Club Connections to Other Gardeners
Members contribute considerable energy to one of the oldest and important horticultural institutions in Cambridge, the Mount Auburn Cemetery and to one of its newest, CitySprouts, a gardening initiative that has created schoolyard gardens at every elementary schools in Cambridge. Members work with other gardeners to contribute guidance, expertise and hands-on maintenance to many well-established sites in Cambridge including Lower Longfellow Park, Raymond Park and the garden at Longfellow House-Washington’s Headquarters
The club is proud that one of its members founded the Charles River Conservancy, a nonprofit organization that has played a major role in improving – transforming – the parklands on both sides of the Charles.
Beyond Cambridge, the club is a member of Garden Club Federation of Massachusetts, The Garden Club of America, and the Boston Committee of the GCA – organizations that connect the CP&GC with garden clubs throughout the state and the country.
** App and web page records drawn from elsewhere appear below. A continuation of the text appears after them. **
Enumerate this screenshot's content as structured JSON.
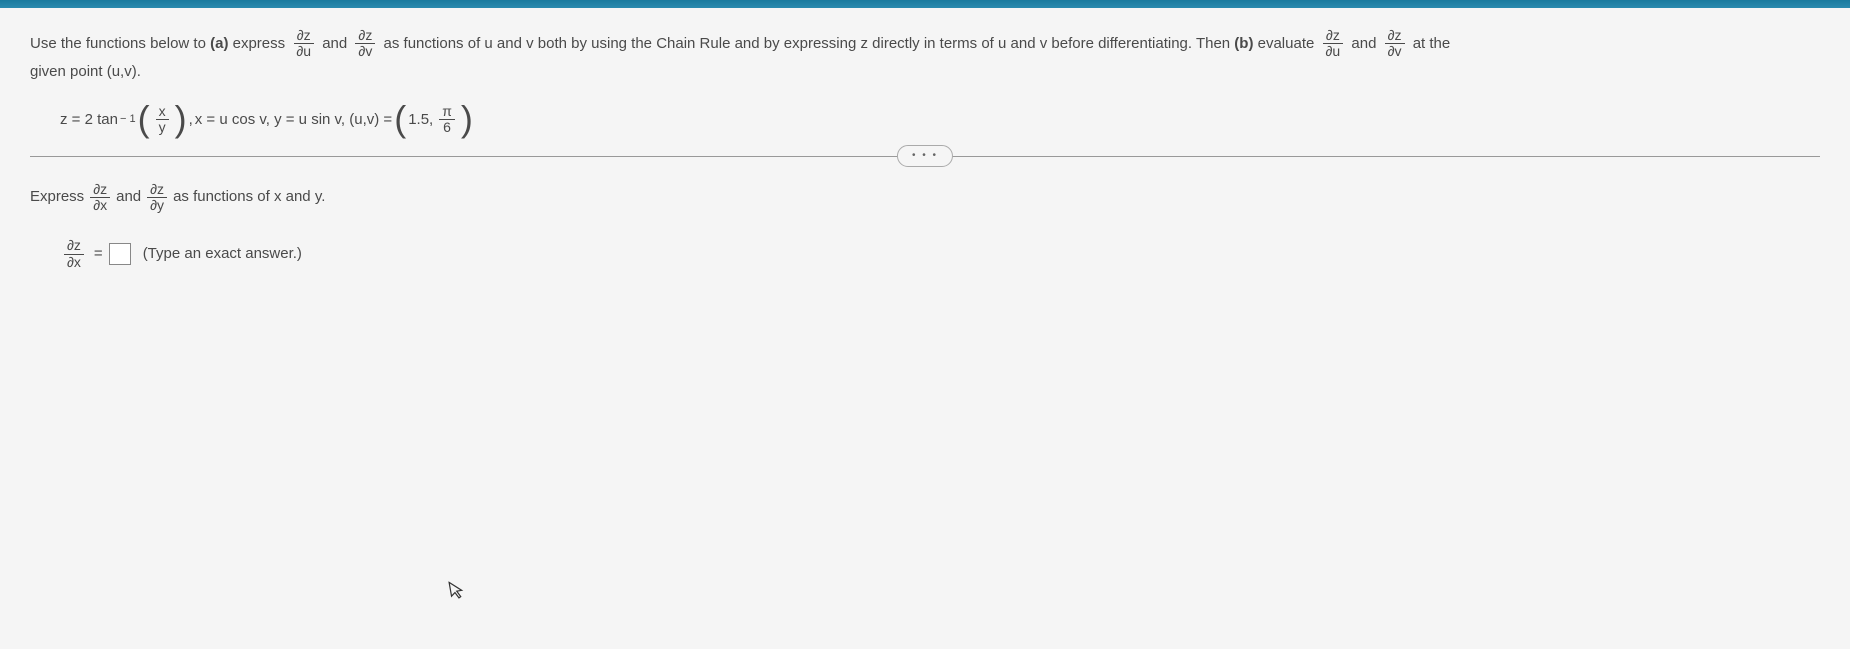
{
  "problem": {
    "intro1": "Use the functions below to ",
    "partA": "(a)",
    "express": " express ",
    "and1": " and ",
    "asFunctions": " as functions of u and v both by using the Chain Rule and by expressing z directly in terms of u and v before differentiating. Then ",
    "partB": "(b)",
    "evaluate": " evaluate ",
    "and2": " and ",
    "atThe": " at the",
    "givenPoint": "given point (u,v)."
  },
  "fracs": {
    "dz": "∂z",
    "du": "∂u",
    "dv": "∂v",
    "dx": "∂x",
    "dy": "∂y"
  },
  "equation": {
    "zEq": "z = 2 tan",
    "supNeg1": "− 1",
    "x": "x",
    "y": "y",
    "comma": ", ",
    "xEq": "x = u cos v, y = u sin v, (u,v) = ",
    "val1": "1.5,",
    "pi": "π",
    "six": "6"
  },
  "subPrompt": {
    "express": "Express ",
    "and": " and ",
    "rest": " as functions of x and y."
  },
  "answer": {
    "equals": " = ",
    "hint": "(Type an exact answer.)"
  },
  "ellipsis": "• • •"
}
These affiliations and others have enriched and inspired CP&GC and connect us to gardeners and conservationists in nearby towns and across the country. Still, the glue that binds the club’s members is an interest and affection for Cambridge—and a commitment to making our city a greener, healthier and more sustainable environment.
Club Connections to Other Organizations
Organizations with which the club has membership affiliation, or are supported by club donations or work-in-kind by members: